In Mrs. Tsikhanouskaya’s words I heard the echoes of Benazir Bhutto saying, “Freedom is not an end. It is a beginning”.
And, I see the courage of Dr. Martin Luther King whose inspiring ‘Mountain Top’ speech might have come from the lips of Mrs. Tsikhanouskaya, herself:
“Well, I don’t know what will happen now. We’ve got some difficult days ahead. But it doesn’t matter with me now. Because I’ve been to the mountaintop. And I don’t mind. Like anybody, I would like to live a long life. Longevity has its place. But I’m not concerned about that now. I just want to do God’s will. And He’s allowed me to go up to the mountain. And I’ve looked over. And I’ve seen the promised land. I may not get there with you. But I want you to know tonight, that we, as a people, will get to the promised land. And I’m happy, tonight. I’m not worried about anything. I’m not fearing any man. Mine eyes have seen the glory of the coming of the Lord!”
– MLK, 3 April 1968
History records how Bobby, Benazir and Martin met their fate. They knew the risks and yet they chose to serve anyway.
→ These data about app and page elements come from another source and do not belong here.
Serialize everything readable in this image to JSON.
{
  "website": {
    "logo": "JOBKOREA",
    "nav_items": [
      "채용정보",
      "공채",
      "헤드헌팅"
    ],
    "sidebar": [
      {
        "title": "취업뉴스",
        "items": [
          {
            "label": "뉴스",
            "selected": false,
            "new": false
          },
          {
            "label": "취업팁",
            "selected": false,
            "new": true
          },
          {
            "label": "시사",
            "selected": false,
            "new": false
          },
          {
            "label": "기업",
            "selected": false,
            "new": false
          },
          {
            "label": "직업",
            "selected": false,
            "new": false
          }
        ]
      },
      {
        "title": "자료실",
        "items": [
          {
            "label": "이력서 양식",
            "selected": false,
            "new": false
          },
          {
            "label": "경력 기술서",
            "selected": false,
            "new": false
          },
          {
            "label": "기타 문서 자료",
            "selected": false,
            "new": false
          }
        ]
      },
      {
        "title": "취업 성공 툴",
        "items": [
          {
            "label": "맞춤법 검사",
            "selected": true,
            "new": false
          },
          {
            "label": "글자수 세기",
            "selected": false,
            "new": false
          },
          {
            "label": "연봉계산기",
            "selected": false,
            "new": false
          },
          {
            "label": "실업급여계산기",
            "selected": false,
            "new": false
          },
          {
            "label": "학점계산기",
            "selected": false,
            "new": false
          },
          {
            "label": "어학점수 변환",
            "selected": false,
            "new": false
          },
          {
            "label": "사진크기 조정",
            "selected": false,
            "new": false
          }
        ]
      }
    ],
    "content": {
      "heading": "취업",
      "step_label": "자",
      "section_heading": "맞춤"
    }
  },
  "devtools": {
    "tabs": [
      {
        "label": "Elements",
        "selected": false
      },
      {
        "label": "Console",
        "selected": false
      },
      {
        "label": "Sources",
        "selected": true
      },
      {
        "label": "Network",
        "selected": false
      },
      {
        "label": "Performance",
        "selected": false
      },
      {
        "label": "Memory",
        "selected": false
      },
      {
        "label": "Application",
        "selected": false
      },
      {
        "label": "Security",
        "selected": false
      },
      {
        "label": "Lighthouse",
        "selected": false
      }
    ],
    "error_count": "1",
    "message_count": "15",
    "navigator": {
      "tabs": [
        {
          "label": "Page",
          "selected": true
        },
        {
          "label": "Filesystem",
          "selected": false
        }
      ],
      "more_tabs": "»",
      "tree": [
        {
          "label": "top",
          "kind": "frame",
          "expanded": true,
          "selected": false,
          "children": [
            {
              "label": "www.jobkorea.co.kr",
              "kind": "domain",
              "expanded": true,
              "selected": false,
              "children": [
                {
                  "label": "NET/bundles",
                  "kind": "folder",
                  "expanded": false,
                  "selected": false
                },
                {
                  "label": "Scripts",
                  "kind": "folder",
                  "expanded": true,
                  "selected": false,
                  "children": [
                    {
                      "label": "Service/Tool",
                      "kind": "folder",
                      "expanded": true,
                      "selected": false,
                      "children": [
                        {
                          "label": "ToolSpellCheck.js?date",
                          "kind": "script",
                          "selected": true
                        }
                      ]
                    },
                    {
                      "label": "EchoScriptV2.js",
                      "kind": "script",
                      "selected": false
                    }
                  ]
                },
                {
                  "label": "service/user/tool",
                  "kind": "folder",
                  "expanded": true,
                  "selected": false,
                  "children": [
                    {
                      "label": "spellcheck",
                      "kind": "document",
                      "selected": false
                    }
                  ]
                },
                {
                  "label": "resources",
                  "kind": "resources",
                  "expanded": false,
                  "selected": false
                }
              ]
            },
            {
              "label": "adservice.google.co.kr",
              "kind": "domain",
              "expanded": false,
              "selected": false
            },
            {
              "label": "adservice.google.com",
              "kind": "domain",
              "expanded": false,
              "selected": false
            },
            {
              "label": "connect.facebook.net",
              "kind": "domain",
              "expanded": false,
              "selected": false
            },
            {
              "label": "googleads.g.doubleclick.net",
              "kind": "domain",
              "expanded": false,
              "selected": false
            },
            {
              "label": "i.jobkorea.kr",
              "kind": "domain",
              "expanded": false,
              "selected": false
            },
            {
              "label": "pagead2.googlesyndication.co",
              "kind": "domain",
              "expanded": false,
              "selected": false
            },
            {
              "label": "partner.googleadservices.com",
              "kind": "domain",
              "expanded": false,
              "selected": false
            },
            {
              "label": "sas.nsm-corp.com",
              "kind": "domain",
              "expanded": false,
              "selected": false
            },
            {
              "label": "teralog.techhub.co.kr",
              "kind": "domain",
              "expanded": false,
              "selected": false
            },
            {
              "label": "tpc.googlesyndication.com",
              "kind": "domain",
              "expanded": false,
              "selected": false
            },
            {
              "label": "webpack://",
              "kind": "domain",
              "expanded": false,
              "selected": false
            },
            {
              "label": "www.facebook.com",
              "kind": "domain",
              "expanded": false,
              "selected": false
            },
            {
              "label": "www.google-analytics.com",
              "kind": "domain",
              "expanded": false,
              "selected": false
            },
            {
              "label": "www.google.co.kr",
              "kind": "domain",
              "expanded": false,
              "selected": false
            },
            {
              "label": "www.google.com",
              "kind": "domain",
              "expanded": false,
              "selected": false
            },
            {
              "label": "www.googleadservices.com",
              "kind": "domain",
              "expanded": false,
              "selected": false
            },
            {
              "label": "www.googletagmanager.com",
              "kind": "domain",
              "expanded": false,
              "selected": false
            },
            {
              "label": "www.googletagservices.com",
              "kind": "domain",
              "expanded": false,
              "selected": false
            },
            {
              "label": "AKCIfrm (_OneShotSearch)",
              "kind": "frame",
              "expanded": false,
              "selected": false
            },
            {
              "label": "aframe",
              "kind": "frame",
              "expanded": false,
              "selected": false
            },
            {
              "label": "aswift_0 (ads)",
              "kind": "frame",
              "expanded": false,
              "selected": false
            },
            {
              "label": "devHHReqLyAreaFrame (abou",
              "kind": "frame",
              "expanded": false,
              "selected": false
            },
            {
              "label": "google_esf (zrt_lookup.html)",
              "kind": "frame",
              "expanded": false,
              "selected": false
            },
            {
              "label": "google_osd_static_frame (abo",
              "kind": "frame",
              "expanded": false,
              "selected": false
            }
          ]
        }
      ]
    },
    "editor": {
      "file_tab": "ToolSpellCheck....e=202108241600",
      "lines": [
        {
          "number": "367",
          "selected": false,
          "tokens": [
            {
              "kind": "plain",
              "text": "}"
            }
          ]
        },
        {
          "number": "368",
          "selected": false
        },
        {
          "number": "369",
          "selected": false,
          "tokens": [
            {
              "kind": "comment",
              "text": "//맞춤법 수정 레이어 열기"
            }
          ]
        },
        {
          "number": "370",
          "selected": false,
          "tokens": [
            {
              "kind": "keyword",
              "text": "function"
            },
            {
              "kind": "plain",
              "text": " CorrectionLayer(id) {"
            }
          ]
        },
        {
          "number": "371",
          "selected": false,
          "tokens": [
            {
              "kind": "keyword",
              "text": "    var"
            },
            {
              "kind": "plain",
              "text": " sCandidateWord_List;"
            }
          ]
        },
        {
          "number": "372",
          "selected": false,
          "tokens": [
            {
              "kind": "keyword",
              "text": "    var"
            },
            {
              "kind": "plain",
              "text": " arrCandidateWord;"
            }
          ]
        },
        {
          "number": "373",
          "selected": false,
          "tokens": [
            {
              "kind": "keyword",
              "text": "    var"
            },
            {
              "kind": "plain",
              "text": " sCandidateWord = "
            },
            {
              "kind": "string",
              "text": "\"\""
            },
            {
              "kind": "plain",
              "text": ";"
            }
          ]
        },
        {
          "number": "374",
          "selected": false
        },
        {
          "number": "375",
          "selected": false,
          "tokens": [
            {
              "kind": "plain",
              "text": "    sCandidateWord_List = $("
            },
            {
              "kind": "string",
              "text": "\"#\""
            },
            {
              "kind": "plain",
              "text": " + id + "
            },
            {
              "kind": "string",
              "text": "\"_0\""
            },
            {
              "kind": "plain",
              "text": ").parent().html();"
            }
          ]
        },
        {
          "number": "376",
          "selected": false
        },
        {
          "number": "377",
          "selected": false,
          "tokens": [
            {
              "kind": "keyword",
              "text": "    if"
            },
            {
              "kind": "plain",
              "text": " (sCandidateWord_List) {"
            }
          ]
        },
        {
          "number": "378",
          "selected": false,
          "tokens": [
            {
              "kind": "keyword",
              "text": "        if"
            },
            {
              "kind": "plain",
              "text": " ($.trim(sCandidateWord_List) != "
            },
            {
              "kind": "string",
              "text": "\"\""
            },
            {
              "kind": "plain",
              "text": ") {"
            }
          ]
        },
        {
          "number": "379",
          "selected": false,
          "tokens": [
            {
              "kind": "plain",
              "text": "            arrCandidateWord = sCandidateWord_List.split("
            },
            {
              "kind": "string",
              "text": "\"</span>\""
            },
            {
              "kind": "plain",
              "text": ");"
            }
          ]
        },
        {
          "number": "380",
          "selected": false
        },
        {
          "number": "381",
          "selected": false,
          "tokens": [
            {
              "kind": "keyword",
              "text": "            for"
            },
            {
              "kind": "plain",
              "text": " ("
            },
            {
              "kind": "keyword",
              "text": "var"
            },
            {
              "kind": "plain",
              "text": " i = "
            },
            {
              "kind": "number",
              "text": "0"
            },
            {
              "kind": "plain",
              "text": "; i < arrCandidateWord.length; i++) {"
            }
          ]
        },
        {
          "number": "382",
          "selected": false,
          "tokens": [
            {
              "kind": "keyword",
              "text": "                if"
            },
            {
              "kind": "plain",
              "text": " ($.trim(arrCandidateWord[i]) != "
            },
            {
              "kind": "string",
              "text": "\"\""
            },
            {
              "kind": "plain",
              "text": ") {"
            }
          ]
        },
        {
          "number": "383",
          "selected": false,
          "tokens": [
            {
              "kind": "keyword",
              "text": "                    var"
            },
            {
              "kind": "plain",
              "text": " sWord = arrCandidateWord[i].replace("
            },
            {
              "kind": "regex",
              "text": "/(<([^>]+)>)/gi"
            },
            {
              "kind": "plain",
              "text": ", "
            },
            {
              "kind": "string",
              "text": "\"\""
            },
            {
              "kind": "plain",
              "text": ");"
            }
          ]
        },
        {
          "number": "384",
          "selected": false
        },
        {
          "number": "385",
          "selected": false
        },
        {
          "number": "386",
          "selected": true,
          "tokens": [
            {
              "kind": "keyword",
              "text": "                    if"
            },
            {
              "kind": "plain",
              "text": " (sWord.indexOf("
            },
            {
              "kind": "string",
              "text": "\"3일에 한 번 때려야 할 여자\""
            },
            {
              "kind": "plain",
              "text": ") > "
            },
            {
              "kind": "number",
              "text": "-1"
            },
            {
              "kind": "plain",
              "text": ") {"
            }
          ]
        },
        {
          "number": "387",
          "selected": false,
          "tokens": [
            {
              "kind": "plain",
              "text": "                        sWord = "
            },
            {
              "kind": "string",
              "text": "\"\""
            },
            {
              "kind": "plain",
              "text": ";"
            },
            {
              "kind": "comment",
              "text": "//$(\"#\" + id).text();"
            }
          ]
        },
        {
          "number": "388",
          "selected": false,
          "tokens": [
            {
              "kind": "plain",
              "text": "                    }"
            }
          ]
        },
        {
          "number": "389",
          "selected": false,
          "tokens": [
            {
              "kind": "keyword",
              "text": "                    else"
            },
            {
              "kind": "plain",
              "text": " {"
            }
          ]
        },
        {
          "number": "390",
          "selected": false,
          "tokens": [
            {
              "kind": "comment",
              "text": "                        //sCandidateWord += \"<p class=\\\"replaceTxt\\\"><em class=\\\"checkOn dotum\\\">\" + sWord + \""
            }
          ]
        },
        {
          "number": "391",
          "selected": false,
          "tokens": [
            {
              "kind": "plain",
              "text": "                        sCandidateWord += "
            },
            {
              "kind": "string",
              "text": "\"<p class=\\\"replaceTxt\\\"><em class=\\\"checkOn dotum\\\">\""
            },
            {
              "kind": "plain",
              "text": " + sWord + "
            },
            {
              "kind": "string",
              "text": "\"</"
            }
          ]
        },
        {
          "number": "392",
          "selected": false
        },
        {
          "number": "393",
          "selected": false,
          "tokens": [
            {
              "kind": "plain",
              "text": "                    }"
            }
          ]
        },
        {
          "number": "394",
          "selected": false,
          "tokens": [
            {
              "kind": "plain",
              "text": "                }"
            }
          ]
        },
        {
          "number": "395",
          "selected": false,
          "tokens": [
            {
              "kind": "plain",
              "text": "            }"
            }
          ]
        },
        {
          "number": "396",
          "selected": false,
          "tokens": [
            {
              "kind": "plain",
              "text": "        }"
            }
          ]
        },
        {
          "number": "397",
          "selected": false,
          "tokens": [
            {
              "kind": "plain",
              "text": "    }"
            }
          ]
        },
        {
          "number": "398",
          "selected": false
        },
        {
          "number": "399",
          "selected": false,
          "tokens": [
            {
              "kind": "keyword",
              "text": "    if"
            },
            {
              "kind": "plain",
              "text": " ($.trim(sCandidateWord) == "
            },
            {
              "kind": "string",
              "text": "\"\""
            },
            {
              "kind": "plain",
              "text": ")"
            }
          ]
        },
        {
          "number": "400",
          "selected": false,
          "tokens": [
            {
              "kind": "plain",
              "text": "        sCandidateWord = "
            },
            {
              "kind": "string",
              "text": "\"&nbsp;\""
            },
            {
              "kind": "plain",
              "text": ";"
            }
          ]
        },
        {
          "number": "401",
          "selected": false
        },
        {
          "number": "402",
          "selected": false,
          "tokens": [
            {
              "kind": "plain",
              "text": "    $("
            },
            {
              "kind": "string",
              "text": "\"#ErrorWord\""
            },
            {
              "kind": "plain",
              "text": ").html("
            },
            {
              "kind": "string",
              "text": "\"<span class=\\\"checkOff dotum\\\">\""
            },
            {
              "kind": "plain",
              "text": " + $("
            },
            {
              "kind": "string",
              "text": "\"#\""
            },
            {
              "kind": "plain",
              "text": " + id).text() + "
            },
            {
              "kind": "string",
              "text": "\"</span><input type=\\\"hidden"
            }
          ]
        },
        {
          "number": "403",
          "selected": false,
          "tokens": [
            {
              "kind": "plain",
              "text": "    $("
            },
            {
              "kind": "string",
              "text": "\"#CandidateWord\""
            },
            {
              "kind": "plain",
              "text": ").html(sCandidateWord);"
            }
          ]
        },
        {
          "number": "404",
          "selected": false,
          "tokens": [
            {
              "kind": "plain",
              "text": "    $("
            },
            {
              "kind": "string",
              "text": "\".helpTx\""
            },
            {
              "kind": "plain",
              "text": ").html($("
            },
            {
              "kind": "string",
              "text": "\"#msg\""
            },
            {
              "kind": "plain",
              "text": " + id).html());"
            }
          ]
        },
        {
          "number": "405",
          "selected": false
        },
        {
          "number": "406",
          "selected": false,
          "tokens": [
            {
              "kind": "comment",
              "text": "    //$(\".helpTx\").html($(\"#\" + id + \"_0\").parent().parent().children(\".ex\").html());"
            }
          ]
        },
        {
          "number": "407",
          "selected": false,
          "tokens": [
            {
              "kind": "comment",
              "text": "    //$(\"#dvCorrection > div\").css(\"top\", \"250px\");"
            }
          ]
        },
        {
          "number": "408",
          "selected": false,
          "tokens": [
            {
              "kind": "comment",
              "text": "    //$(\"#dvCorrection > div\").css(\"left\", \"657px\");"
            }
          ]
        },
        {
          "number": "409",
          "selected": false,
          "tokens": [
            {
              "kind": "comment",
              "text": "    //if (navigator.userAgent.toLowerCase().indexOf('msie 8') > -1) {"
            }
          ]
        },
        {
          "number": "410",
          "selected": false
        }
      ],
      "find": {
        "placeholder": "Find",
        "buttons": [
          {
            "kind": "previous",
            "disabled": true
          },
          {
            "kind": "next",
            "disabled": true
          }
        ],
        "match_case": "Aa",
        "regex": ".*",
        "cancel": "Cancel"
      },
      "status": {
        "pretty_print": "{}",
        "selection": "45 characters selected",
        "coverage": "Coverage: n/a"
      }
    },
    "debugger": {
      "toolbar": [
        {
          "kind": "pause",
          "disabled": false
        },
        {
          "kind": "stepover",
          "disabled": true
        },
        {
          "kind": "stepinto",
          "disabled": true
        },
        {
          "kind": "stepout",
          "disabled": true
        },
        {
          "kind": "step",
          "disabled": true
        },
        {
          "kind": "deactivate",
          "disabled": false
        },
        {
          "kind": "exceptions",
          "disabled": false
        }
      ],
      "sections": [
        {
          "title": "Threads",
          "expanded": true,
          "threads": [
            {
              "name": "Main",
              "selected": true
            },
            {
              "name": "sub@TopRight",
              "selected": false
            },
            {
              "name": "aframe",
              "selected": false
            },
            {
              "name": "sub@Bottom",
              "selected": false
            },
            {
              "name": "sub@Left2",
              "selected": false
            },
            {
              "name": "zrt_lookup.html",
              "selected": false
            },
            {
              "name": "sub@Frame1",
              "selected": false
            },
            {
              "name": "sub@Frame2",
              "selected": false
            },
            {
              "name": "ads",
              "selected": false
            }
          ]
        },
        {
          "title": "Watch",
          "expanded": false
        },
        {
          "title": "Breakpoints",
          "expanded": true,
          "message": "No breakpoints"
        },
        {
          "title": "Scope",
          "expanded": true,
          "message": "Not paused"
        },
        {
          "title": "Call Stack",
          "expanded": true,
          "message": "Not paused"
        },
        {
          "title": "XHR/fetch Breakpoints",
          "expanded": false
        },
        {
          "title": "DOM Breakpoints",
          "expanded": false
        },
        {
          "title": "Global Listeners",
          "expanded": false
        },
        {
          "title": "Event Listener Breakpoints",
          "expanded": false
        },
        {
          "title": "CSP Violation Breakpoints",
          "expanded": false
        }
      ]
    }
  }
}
And yet I have the uncanny feeling of certainty about her – call it desire, premonition or simply unabashed hope – I believe Svetlana Tikhanovskaya’s fate is to join with her countrywomen and men and bring an end to the tyranny under which they have for too long suffered and from which the world must join them in its delivery.
It is my Editorial position that Sviatlana Tsikhanouskaya, and her Belarus, deserve the wholehearted support of the international community. We must all remember Belarus and not allow it to slip from the forefront of our minds simply because we don’t see the outrage of its citizens being beaten daily on the evening news. I call upon everyone who values liberty, and the dignity of the human person, to bring maximum pressure to bear on Lukashenko to step-down from office and let the Belarusian people be free.
If we each join in this paramount struggle to free the people of Belarus, our fellow Europeans, we can speed on the day when Sviatlana Tsikhanouskaya can rest assured that her efforts, the sacrifice of her people, and the horrors suffered by those kidnapped, imprisoned and tortured in the name of liberty, were not in vain.
For now, the fate of Belarus and this lionhearted woman from the Brest Region of Belarus are inextricably linked. For that reason, and many more, Mrs. Tsikhanouskaya deserves the support of all who love freedom, justice and democracy.
It is time to return Belarus to the sorority of nations.
@Go_Lithuania @ukr.embassy.ireland @BelarusMFA @Tsikhanouskaya